SACRAMENTO, Calif. (AP) — In director Adam McKay’s “Don’t Look Up,” a 2021 satire about two scientists who try in vain to warn the world about a planet-destroying comet, the scientists’ desperate plea for action ultimately doesn’t work.
But don’t take that as McKay’s view on the power of activism to change the course of the climate crisis, the existential threat his movie was really about.
McKay on Tuesday plans to announce a $4 million donation to the Climate Emergency Fund, an organization dedicated to getting money into the hands of activists engaged in disruptive demonstrations urging swifter, more aggressive climate action. It’s the largest donation the fund has received since it started in 2019, and McKay’s biggest personal gift. He joined the organization’s board in August.
Climate change is “extremely alarming, extremely frightening, and quickly becoming the only thing I’m thinking about on a daily basis, even as I’m writing scripts and directing or producing,” McKay said in a recent interview with The Associated Press.
From the overthrowing of monarchies to labor movements and the Civil Rights Era, activism is an “incredibly kinetic, powerful, transformative” force that’s created change throughout history, he said.
The Climate Emergency Fund has awarded $7 million to organizations supporting mostly volunteer climate activists around the globe. Those activists have done everything from marching in the streets of France to urge people to “look up” — a reference to McKay’s film — to demonstrating on the water near West Virginia Sen. Joe Manchin’s boat about the need for federal climate legislation.
The fund’s goal is to provide a bridge for more traditional wealthy donors with activists looking to make a statement — two groups that don’t always see eye to eye, said Margaret Klein Salamon, the fund’s executive director and a clinical psychologist.
As for the ending of “ Don’t Look Up,” Salamon said it was an “important psychological, cultural intervention” that put the stakes of the climate fight on stark display.
McKay, for his part, said he’s hesitant to attribute any direct action to his movie. But he sees both film and disruptive protest as actions that change culture, which can be a major step toward influencing policy. The film, he said, sparked an incredible reaction around the globe from ordinary viewers and scientists who have been fighting for climate action for decades.
“It was really beautiful to see people who have been fighting this fight for much longer than me really feel seen,” he said.

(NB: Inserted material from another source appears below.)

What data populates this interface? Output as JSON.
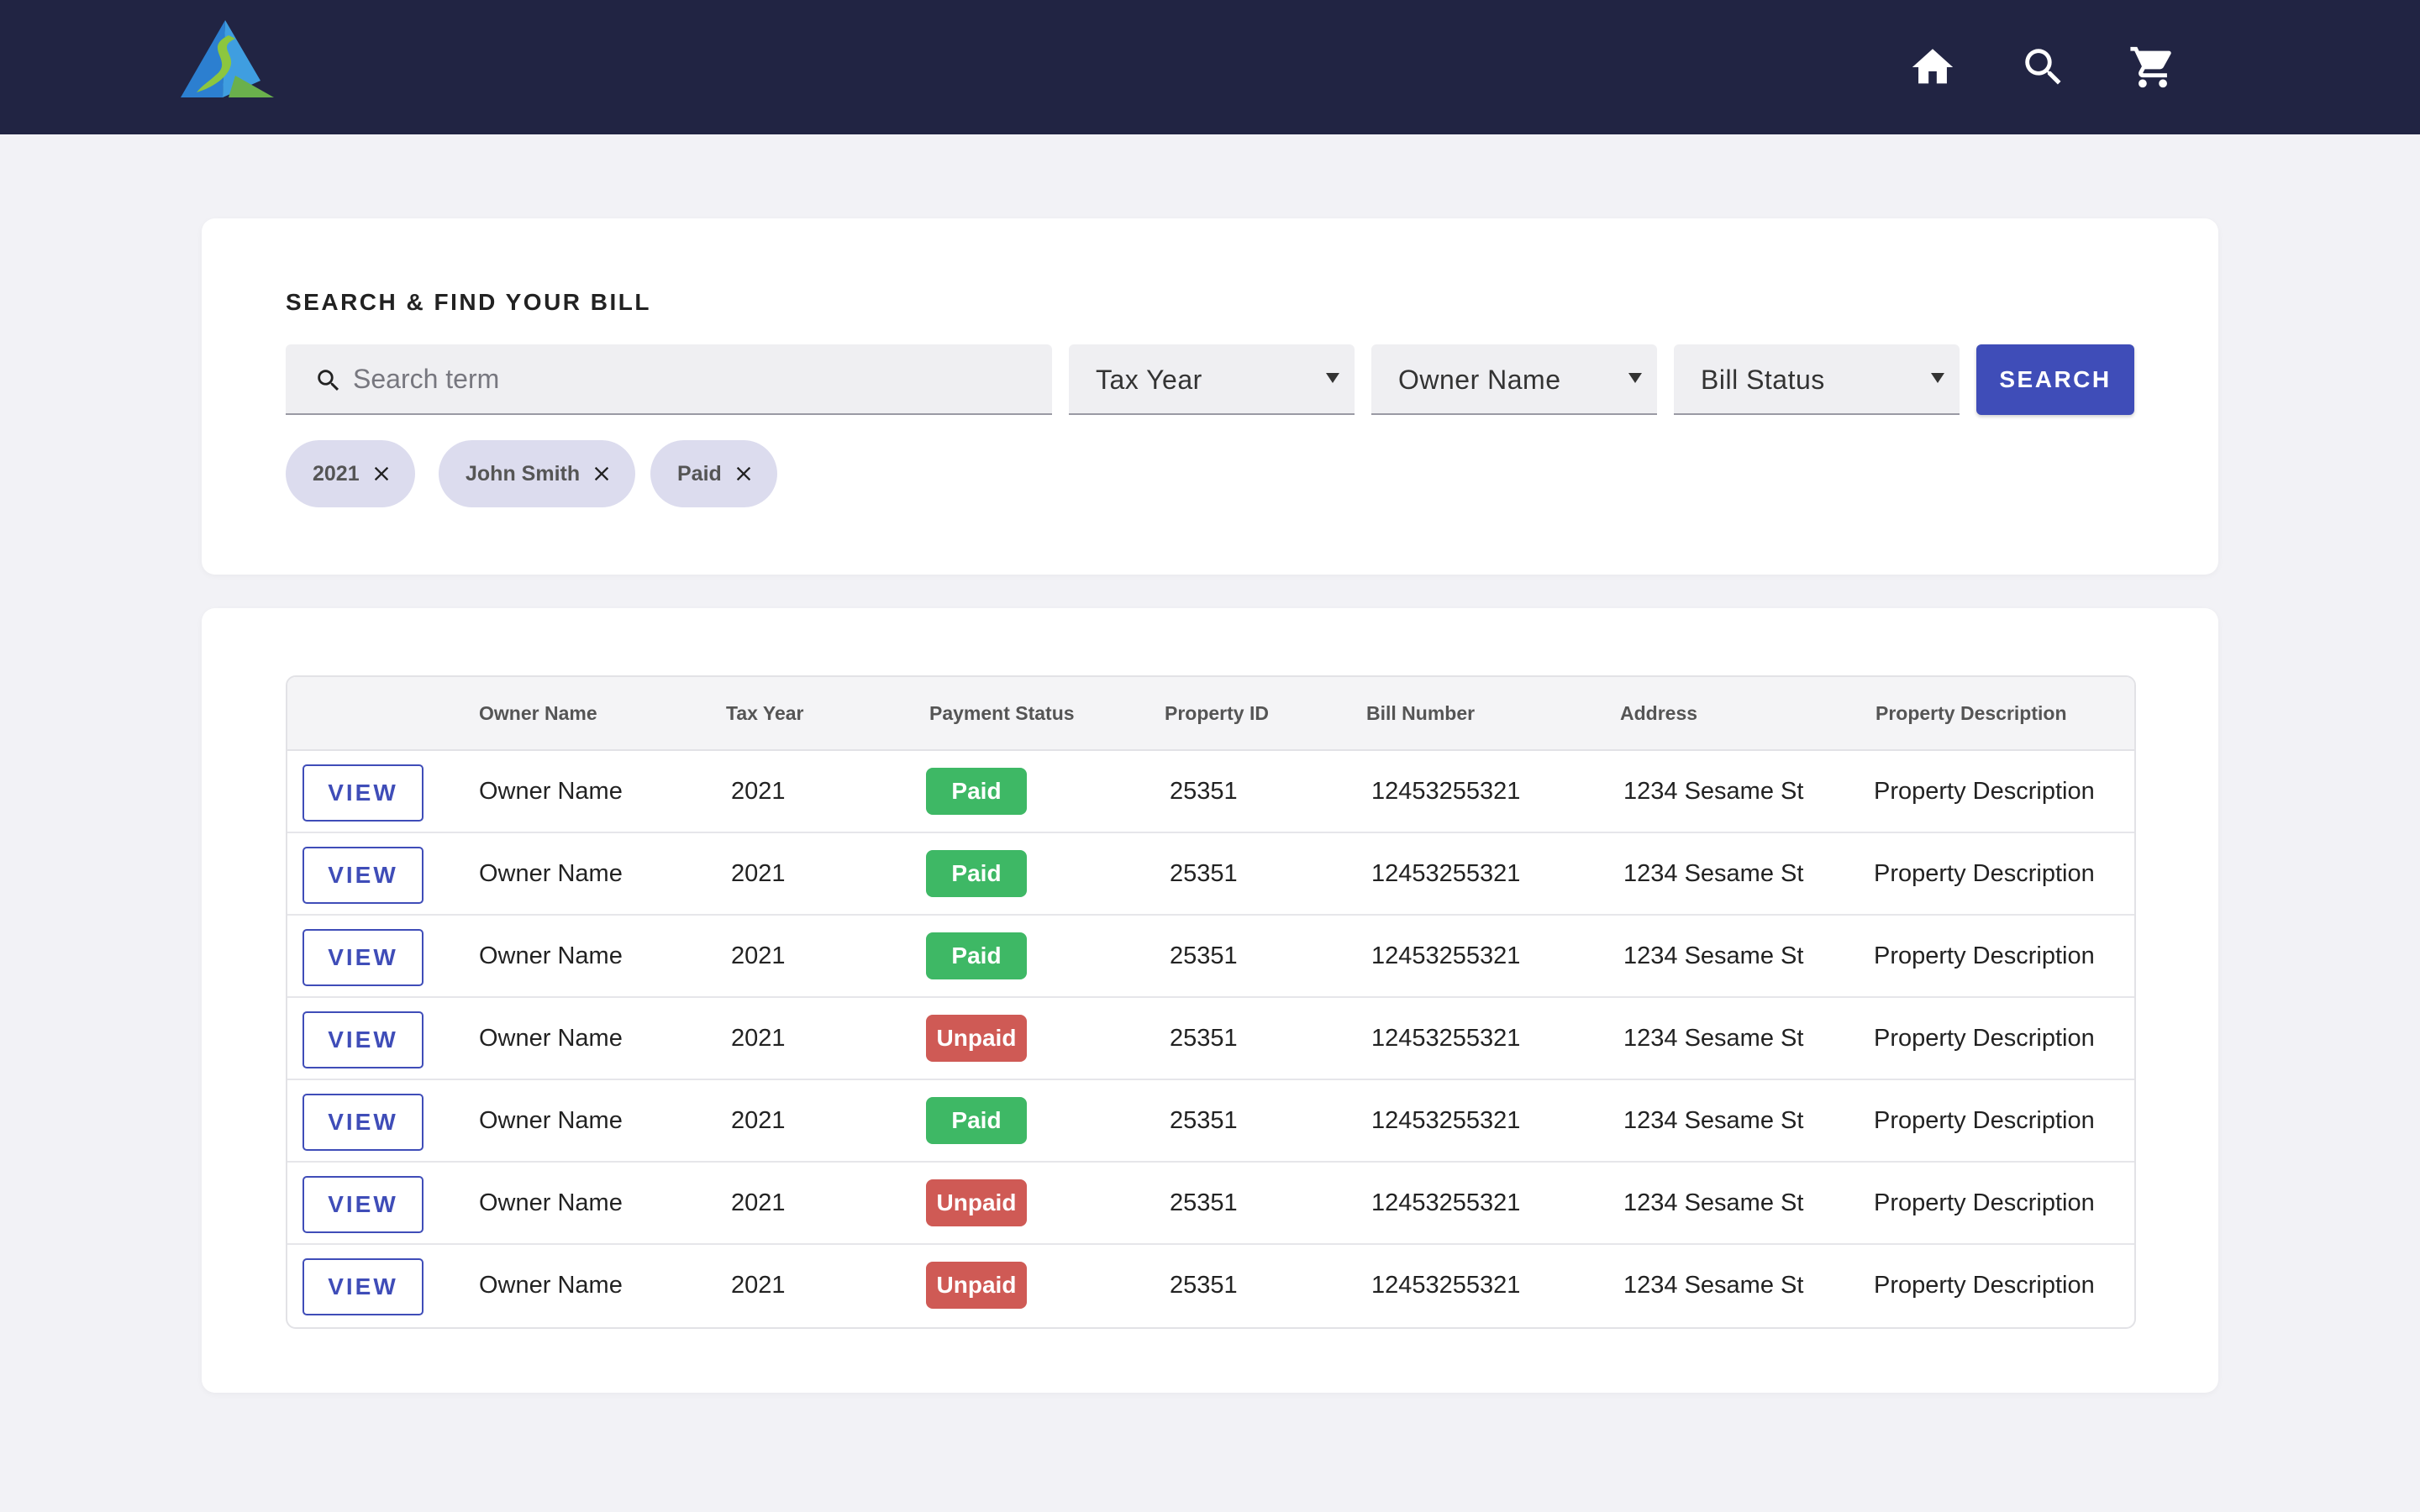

McKay, 54, started his career in comedy writing and became known for movies like “Anchorman” and “Step Brothers.” In recent years, his work has taken on a more political tone, though it’s still in the realm of comedy — if dark. He wrote and directed “The Big Short,” about the 2008 financial collapse, and “Vice,” about former Vice President Dick Cheney’s influence, and he’s the executive producer for “Succession,” the television show about a media mogul and his children who want to take over the company.
He says his own climate awakening came several years ago when he read a report by the International Panel on Climate Change that highlighted the vast differences that would occur if the planet warmed by 2 degrees Celsius (3.6 degrees Fahrenheit) instead of 1.5 degrees (2.7 degrees Fahrenheit) above pre-Industrial levels. It was the moment, he said, that he went from someone who was concerned about climate change to someone who saw it as a hair-on-fire situation.
In the years since, the situation has only grown more dire, he said, pointing to the drying of the Colorado River, flooding in Pakistan and Europe’s summer heatwave as evidence that action is urgent.
“I really do believe, without any hyperbole, scientifically speaking, this is the greatest challenge, story, threat, in human history,” he said.
Associated Press climate and environmental coverage receives support from several private foundations. See more about AP’s climate initiative here. The AP is solely responsible for all content.
Copyright © 2022 The Associated Press. All rights reserved. This material may not be published, broadcast, written or redistributed.